**WHAT IS REQUIRED**
Copy each line of the records below that mentions the word "link".

Website and app data records:
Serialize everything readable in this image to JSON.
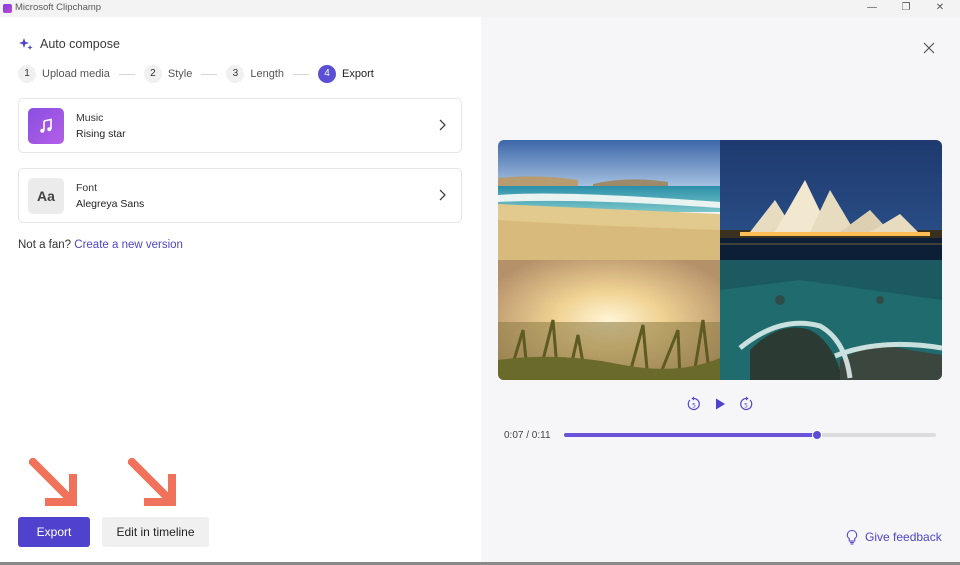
{
  "window": {
    "title": "Microsoft Clipchamp",
    "minimize_glyph": "—",
    "maximize_glyph": "❐",
    "close_glyph": "✕"
  },
  "header": {
    "title": "Auto compose",
    "icon": "sparkle-icon"
  },
  "steps": [
    {
      "number": "1",
      "label": "Upload media",
      "active": false
    },
    {
      "number": "2",
      "label": "Style",
      "active": false
    },
    {
      "number": "3",
      "label": "Length",
      "active": false
    },
    {
      "number": "4",
      "label": "Export",
      "active": true
    }
  ],
  "cards": {
    "music": {
      "label": "Music",
      "value": "Rising star",
      "icon": "music-note-icon"
    },
    "font": {
      "label": "Font",
      "value": "Alegreya Sans",
      "thumb_text": "Aa"
    }
  },
  "not_a_fan": {
    "text": "Not a fan?",
    "link": "Create a new version"
  },
  "actions": {
    "export_label": "Export",
    "timeline_label": "Edit in timeline"
  },
  "preview": {
    "tiles": [
      "beach-scene",
      "opera-house-night",
      "sunset-grass",
      "aerial-coastline"
    ]
  },
  "playback": {
    "current": "0:07",
    "total": "0:11",
    "readout": "0:07 / 0:11",
    "progress": 0.68
  },
  "feedback": {
    "label": "Give feedback"
  },
  "colors": {
    "accent": "#4f42cc",
    "link": "#4f46c8",
    "arrow": "#f0725a"
  }
}
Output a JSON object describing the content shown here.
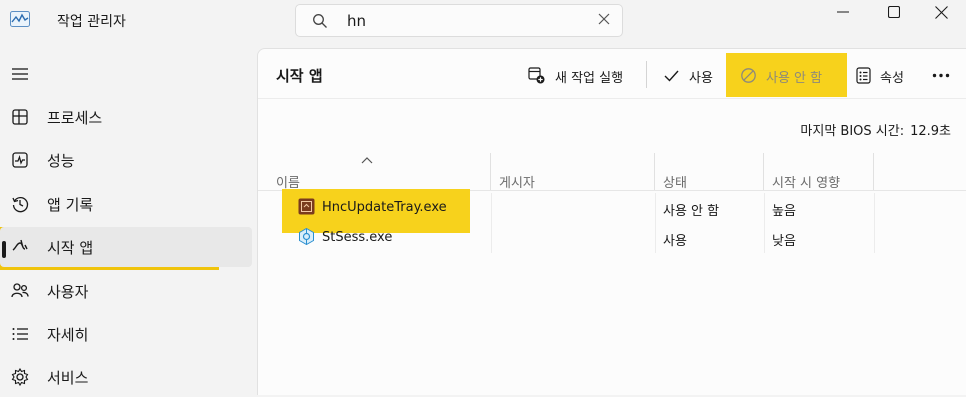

**ANSWER TO THIS EXERCISE**
    "link": "Create a new version"
    "link": "#4f46c8",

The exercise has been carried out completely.